We have all seen many throughout the world use Israel as that excuse of all that is wrong in the world and the main reason for instability in the Middle East. We have also seen the world cloak their anti-Semitism with anti-Zionist rhetoric. While the ignorance throughout the world frustrates and saddens me, it enables me to appreciate even more all that Israel has become.


When I tell my family that I would fight for Israel if some dire situation required it, it tells me just how important Israel is to me, the Jewish people and the entire world. Israel is the “glue” that brings our global Jewish community together, more than anything else.


My love for Israel is a reminder to me and my family of how important it is to maintain our Jewish value and cultures. It is a reminder that despite there only being approximately 12-14 million Jews in the entire world, there is this power; this strength that brings us together. Israel is by no means perfect, politically speaking, but what it means to the Jewish religion and culture is so important.


It’s about heart more than just a piece of land. It’s about history and culture and religion and customs and humanity all rolled up into one country.


What does being Jewish mean to you?

I would never presume that being Jewish is more important to me than what being Christian or Muslim means to someone else. For me it's more about a sense of pride and community. I am Jewish because I was born Jewish – it is as simple as that.


How and why I live Jewishly and why my wife and I made our own independent decisions to be involved in our communities has been an evolution that has defined who we are as human beings. Being Jewish is most importantly about being a good human being. For me it is not just a religion or about customs. It's about a way of life.


When asked if I am a Canadian Jew or a Jewish Canadian, the answer for me is simply – I see myself as a Jewish Canadian so I suppose that explains what being Jewish means to me.


What does term 'Jewish community' mean to you?

I don’t associate “Jewish community” as a term. For me it's a way of life. Being involved in the Jewish community is about giving back. It's not about listing things to put on your resume. I truly see it as a responsibility, but not in the same way as say, paying taxes. It is a responsibility that I cherish. It enables me to be part of something much bigger than just myself or my family.

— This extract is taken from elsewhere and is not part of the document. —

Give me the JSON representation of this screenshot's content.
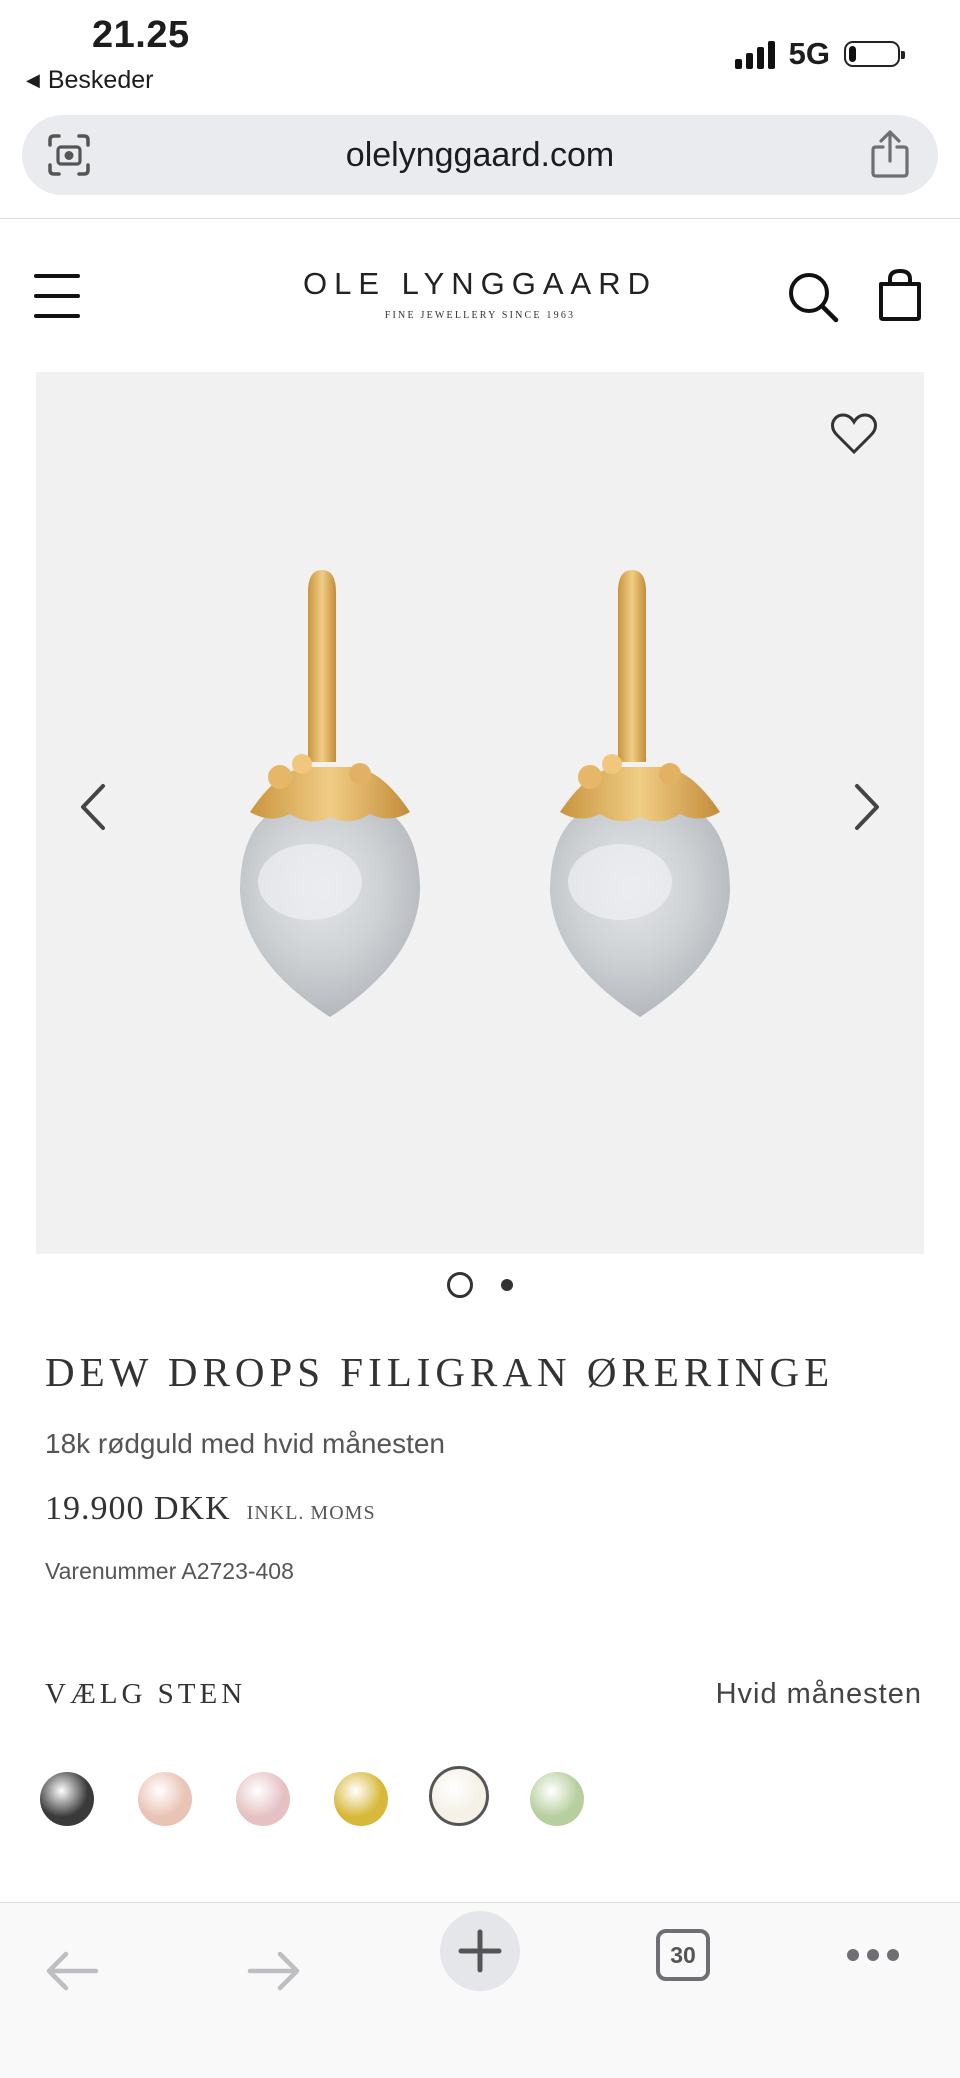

What would you tell young people thinking about getting involved in their community?

To be honest I wouldn't tell them anything. Our young generation needs to figure it out for themselves. It can’t be forced upon them. They have to want to be/get involved. Our Jewish communities and leaders have to demonstrate the importance of getting involved, whether that be financially or through volunteering.


I am more comfortable telling young people what community means to me and why it is important, not just for them individually, but for something bigger than themselves. I hope that my involvement will inspire my children and others to recognize the rewards of giving back to one’s community.


Why do Jewish Federations of Canada - UIA (JFC-UIA) and Canada Israel Experience (CIE) matter?

For me, JFC-UIA it is a key conduit that connects our national communities to each other, whether that be Toronto or Vancouver or Sydney, Nova Scotia. Equally important, JFC-UIA is our communities’ conduit to Israel. While the work of JFC-UIA is often unknown or unclear, the work done by this organization behind the scenes to bind our Jewish communities together is critical.


Canada Israel Experience (CIE) is the umbrella for all experiential Israel programs, including March of the Living, Birthright, MASA Israel and many other programs that  connect the Canadian Jewish community to Israel and to being Jewish. While the brand may not be well known, in my view the programs within the CIE are the most important educational programs available because they connect the next generation to their Jewish roots and to Israel.


While many would associate JFC-UIA with money and funding, for me is equally if not more important to recognize the educational link that JFC-UIA and CIE provide to our Jewish communities from coast to coast to coast.